In an effort to move fast toward treatments and potential therapies, People Against Leigh Syndrome (PALS) has partnered with four of the world’s leading mitochondrial disease patient advocacy groups to form and fund an international Leigh Syndrome Research Network. PALS along with U.S. based United Mitochondrial Disease Foundation (UMDF), Australian based Mito Foundation, The Lily Foundation of the U.K., and Mitocon of Italy, have pledged $1 million USD to support this innovative,multi-year project to fund research with a focus on improving diagnosis, therapeutic development and optimized patient care for Leigh’s patients.
Leigh syndrome, first described by Dr. Archibald Denis Leigh in 1951, is an inherited neurometabolic disorder that affects the central nervous system. This progressive disorder begins in infants between the ages of three months and two years. Leigh's can be caused by mutations in mitochondrial DNA or by deficiencies of an enzyme called pyruvate dehydrogenase. Symptoms of Leigh syndrome usually progress rapidly. The earliest signs may be poor sucking ability and the loss of head control and motor skills. These symptoms may be accompanied by loss of appetite, vomiting, irritability, continuous crying, and seizures. As the disorder progresses, symptoms may also include generalized weakness, lack of muscle tone and episodes of lactic acidosis, which can lead to impairment of respiratory and kidney function. The prognosis for those with the disease is poor.
“There are currently no widely-accepted treatments and no cure for Leigh syndrome,” said Lori Martin, president and founding member of PALS. “Leigh syndrome patients, like our son Will, are forced to band-aid their symptoms while living in fear of any sickness or episode that could cause a serious decline in health or even death.
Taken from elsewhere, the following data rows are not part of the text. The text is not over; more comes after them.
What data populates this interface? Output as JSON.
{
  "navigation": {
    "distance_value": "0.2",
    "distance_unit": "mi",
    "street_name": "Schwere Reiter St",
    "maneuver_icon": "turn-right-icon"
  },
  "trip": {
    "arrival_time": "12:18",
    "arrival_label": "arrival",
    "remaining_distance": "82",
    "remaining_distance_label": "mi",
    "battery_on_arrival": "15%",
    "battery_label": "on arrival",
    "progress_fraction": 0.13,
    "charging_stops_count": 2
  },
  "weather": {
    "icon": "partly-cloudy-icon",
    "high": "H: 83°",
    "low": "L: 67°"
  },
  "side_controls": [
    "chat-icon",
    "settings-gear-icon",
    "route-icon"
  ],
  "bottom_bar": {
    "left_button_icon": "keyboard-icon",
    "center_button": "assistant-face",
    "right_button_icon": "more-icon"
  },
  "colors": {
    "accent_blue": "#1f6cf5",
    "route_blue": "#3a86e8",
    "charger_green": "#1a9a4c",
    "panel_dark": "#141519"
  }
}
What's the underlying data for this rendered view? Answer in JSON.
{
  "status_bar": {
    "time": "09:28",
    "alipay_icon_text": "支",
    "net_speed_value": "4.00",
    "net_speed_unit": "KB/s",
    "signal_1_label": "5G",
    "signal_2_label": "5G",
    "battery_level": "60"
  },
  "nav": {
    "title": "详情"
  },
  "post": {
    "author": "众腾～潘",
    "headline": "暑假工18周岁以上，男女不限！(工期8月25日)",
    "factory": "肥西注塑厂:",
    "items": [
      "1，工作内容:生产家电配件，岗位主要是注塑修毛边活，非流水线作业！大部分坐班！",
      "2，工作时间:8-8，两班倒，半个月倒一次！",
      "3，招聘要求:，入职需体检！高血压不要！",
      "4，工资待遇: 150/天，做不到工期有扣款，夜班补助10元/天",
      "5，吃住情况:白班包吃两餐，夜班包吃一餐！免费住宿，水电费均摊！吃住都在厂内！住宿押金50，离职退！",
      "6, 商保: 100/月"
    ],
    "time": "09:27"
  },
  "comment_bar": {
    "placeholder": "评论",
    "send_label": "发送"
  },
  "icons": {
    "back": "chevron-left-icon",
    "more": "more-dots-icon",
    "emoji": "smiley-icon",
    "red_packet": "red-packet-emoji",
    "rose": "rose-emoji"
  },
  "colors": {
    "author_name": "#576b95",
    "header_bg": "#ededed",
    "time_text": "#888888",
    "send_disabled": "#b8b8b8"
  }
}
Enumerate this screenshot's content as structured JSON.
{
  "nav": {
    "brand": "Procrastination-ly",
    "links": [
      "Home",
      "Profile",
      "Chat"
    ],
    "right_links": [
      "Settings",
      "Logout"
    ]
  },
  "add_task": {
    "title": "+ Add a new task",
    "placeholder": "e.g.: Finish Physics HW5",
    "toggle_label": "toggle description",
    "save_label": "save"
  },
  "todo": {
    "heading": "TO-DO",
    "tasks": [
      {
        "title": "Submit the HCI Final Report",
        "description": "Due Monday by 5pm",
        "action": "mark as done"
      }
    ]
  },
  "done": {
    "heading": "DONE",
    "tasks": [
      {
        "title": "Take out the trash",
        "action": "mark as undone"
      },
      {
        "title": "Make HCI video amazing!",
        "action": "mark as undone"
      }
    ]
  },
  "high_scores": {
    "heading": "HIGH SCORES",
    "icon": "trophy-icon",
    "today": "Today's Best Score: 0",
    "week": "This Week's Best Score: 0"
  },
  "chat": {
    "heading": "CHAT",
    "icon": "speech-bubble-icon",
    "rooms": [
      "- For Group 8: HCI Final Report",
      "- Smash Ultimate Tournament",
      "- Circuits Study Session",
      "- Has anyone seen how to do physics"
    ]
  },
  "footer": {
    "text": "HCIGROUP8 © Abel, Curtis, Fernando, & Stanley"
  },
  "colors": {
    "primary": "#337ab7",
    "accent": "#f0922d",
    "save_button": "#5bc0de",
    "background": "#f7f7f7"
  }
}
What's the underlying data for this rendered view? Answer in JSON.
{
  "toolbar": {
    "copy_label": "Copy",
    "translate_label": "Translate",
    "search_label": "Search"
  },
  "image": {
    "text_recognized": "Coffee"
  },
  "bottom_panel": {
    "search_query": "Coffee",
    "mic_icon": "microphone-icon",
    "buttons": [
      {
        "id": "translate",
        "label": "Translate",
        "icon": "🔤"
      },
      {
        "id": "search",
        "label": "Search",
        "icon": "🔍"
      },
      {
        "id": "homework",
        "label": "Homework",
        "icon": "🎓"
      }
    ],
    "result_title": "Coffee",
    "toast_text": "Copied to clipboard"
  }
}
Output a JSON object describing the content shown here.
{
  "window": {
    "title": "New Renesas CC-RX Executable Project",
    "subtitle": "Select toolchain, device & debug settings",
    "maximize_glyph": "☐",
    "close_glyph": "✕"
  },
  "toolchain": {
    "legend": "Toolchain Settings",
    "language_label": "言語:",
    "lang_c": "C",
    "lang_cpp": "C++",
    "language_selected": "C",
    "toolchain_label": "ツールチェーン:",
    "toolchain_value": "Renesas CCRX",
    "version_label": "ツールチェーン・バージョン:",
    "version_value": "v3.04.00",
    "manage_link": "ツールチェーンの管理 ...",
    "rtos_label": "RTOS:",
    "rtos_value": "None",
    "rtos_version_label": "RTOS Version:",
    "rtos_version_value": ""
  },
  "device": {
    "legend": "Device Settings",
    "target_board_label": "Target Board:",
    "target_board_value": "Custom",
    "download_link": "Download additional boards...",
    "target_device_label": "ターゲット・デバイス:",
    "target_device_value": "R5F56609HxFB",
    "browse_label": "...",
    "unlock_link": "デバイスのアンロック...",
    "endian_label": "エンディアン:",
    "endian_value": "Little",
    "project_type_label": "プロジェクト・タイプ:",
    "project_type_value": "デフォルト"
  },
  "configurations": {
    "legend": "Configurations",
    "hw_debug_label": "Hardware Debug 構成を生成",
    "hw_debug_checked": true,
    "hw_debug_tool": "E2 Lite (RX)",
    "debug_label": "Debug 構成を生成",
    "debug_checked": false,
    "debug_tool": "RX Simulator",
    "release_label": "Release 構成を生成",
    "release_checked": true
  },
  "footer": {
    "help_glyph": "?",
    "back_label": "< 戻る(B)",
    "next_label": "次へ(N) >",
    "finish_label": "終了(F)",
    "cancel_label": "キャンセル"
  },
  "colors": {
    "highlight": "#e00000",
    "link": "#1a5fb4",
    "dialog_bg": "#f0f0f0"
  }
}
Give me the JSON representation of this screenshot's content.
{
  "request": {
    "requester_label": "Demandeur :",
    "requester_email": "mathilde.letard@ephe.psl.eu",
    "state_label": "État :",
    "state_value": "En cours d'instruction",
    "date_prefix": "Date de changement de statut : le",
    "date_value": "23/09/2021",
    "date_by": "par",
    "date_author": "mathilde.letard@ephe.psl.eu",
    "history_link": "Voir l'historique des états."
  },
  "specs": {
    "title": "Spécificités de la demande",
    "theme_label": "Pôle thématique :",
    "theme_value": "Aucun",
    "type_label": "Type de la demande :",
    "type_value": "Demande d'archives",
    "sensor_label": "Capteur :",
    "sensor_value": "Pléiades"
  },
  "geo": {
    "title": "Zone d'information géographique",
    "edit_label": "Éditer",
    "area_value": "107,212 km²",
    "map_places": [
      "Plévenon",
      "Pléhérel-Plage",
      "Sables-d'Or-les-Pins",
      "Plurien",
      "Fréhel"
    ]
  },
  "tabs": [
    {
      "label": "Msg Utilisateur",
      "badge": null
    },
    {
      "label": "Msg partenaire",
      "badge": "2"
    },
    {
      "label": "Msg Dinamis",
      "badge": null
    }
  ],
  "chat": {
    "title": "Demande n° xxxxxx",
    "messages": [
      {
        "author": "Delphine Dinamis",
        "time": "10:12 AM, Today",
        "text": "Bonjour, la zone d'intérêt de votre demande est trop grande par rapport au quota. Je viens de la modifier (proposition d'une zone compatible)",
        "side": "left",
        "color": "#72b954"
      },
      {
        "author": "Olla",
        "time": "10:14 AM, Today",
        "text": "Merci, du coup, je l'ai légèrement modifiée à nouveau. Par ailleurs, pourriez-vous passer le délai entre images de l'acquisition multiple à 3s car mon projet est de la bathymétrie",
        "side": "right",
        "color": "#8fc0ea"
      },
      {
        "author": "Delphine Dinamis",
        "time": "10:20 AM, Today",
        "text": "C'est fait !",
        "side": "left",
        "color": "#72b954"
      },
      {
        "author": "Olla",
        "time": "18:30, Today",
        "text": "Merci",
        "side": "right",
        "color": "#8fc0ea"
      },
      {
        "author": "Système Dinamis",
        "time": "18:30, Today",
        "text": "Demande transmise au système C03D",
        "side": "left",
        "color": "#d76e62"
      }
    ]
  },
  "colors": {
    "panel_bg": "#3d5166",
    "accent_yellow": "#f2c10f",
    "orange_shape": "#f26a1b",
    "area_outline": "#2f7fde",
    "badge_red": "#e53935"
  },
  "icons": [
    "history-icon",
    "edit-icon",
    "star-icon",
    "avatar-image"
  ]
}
“We must do better. That’s why partnerships like the Leigh Syndrome Research Network are so important. By banding together, we can create an even greater impact and hopefully move the needle significantly toward a more positive outcome for Leigh syndrome patients and their families.”
An international scientific steering committee for the Leigh Syndrome Research Network is being led by Bruce M. Cohen, MD, FAAN, Pediatric Neurologist and Director of the NeuroDevelopmental Science Center at Akron Children’s Hospital.
According to Dr. Cohen, the network will first focus on natural history data collection, outcome measure development and validation as well as pre-clinical data coordination. Later this year, the steering committee has plans to develop a “Request for Proposals” to support Leigh syndrome-focused grants.
“No single organization can take on a project of this scale alone. This collaboration between mitochondrial disease patient advocacy partners will help us leverage our existing connections to the patient community as well as elite international researchers, many of whom already engage with one or more patient groups but not as a cohesive international network,” said Brian T. Harman, President & CEO of UMDF. “The success of this network drives future collaborative efforts that we hope will bring effective treatments and potential cures for the patient families we all serve.”
For more information about the Leigh Syndrome Research Network, visit www.leighsyndrome.org.